We know today that climate change is real, and it is only going to get worse in the future. To tackle extreme changes in climate, people all over the globe should start preparing themselves. Experts are working hard to develop plans and models for the same. Here is where being able to predict climate change plays a crucial role. Scientists already have a solid understanding of the physical laws that control Earth’s climate. They can characterise different parts of the Earth system, and the interactions of energy between them as equations. Later, with the help of computers and these equations, scientists are able to create predictive models on climate change.
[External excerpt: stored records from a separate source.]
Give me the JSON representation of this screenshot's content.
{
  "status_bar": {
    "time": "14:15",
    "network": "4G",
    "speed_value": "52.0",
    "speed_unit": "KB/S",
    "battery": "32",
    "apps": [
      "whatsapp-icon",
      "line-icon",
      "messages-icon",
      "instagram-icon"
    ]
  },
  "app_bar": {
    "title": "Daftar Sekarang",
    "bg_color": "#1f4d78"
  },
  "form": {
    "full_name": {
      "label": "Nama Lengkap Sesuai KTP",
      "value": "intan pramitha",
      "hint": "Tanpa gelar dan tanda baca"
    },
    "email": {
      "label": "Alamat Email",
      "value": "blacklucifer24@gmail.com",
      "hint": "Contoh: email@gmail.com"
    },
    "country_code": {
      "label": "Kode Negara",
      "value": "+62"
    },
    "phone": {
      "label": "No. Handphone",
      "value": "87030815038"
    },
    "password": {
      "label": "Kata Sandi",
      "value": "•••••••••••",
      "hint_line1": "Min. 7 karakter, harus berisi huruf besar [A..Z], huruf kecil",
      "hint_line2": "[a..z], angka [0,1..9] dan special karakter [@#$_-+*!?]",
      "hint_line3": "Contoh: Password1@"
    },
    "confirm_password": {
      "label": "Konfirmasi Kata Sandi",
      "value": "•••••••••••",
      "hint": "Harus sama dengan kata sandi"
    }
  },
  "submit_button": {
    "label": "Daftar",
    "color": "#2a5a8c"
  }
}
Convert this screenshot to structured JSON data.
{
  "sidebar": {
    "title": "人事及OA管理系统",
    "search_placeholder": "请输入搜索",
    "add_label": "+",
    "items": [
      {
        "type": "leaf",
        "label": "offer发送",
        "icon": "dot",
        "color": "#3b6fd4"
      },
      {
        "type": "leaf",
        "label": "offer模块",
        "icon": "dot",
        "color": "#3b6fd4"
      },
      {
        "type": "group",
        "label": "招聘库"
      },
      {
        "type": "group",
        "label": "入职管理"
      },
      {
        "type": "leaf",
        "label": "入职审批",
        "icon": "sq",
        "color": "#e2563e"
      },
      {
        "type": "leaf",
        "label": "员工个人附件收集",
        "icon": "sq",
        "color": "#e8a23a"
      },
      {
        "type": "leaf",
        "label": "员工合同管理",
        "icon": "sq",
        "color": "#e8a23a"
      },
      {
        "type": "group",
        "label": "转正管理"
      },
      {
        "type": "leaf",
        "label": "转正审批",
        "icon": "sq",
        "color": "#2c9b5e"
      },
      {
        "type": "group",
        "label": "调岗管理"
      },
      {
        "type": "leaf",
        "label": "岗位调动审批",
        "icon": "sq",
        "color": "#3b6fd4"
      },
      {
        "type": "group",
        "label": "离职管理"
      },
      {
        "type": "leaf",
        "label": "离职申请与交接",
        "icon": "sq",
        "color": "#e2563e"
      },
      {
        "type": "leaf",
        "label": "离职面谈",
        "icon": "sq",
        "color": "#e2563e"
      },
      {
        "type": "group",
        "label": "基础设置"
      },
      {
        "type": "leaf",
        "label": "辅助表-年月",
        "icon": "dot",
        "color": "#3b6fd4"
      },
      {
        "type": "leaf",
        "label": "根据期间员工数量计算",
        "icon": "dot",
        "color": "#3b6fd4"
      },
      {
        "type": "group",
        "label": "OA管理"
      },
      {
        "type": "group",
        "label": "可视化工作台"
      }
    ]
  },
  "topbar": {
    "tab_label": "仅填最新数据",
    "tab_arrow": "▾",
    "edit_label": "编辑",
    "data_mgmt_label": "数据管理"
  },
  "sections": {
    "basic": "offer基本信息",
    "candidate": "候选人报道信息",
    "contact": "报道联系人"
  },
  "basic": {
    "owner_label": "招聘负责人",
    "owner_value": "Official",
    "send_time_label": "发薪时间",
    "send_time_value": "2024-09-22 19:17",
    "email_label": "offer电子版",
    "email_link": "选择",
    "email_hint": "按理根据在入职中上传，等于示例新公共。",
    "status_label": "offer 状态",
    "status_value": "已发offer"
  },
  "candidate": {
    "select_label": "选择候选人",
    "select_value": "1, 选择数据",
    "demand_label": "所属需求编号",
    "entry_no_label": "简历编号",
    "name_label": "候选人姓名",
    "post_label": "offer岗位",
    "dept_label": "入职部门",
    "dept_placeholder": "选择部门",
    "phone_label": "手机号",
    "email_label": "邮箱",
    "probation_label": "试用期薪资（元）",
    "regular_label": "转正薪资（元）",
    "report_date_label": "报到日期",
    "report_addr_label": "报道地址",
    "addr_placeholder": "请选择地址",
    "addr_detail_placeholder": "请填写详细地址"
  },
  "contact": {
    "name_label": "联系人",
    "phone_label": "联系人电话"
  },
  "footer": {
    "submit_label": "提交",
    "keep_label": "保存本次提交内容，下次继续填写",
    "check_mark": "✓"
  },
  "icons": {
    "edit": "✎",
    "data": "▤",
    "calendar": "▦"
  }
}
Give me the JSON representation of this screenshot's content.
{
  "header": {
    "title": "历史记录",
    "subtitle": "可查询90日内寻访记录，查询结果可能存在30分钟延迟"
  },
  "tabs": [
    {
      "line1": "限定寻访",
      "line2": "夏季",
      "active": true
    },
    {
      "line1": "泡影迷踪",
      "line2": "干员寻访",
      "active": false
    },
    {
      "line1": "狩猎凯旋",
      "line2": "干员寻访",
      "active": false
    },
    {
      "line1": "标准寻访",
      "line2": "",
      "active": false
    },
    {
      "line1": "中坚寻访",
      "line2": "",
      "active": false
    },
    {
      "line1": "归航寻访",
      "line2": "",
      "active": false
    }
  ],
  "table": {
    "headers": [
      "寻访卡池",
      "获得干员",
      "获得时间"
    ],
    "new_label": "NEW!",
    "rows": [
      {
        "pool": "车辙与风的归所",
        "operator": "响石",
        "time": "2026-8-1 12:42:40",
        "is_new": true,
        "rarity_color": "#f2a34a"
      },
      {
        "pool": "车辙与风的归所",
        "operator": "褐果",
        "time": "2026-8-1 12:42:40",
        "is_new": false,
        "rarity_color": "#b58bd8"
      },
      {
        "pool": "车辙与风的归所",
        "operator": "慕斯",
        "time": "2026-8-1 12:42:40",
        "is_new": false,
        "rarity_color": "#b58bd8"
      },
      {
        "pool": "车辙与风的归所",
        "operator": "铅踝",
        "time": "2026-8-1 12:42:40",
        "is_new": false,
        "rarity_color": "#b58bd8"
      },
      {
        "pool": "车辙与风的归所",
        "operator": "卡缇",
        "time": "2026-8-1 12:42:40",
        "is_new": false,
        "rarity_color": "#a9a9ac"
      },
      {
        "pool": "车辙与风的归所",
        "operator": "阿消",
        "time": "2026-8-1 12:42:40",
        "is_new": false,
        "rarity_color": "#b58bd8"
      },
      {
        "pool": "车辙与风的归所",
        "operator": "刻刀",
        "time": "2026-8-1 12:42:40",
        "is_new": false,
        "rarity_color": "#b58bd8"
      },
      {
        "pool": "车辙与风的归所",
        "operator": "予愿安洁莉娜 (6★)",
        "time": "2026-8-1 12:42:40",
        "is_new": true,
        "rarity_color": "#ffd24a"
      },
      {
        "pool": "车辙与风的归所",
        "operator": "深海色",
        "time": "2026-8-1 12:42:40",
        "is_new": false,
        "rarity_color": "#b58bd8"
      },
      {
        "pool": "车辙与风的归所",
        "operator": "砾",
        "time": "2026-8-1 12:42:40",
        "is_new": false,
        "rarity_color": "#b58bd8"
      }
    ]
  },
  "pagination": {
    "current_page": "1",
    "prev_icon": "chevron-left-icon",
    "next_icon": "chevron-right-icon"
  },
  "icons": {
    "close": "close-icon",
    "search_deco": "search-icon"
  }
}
As we continue to burn fossil fuels for our energy needs, green-house gases continue to be accumulated in the atmosphere. These gases then trap the heat energy from escaping the earth. Some regions of the Earth respond to changes in this accumulated energy more quickly than others. However, scientists claim that the future climate will be increasingly different from that of today. Polar ice caps continue to melt today, and the sea level is on a continuous rise. This will potentially lead to the submersion of several low-lying regions of the world. The country of Maldives is at particularly high risk. Therefore, it is advised to keep a plan of action ready for when the aforementioned events begin to unfold.


A team of researchers at Northeastern University is developing a new strategy to predict climate change. Thomas Vandal, a doctoral student in Civil and Environmental Engineering and Auroop Ganguly, professor of Civil & Environmental Engineering are key members of this team. The team’s aim is to create a framework for zooming in on historic climate data sets. This will allow scientists to make more detailed and localised climate projections. The team believes that the project would soon be able to solve a variety of climate problems. Right from tracking extreme weather, down to predicting disaster events with greater accuracy.


Harman Singh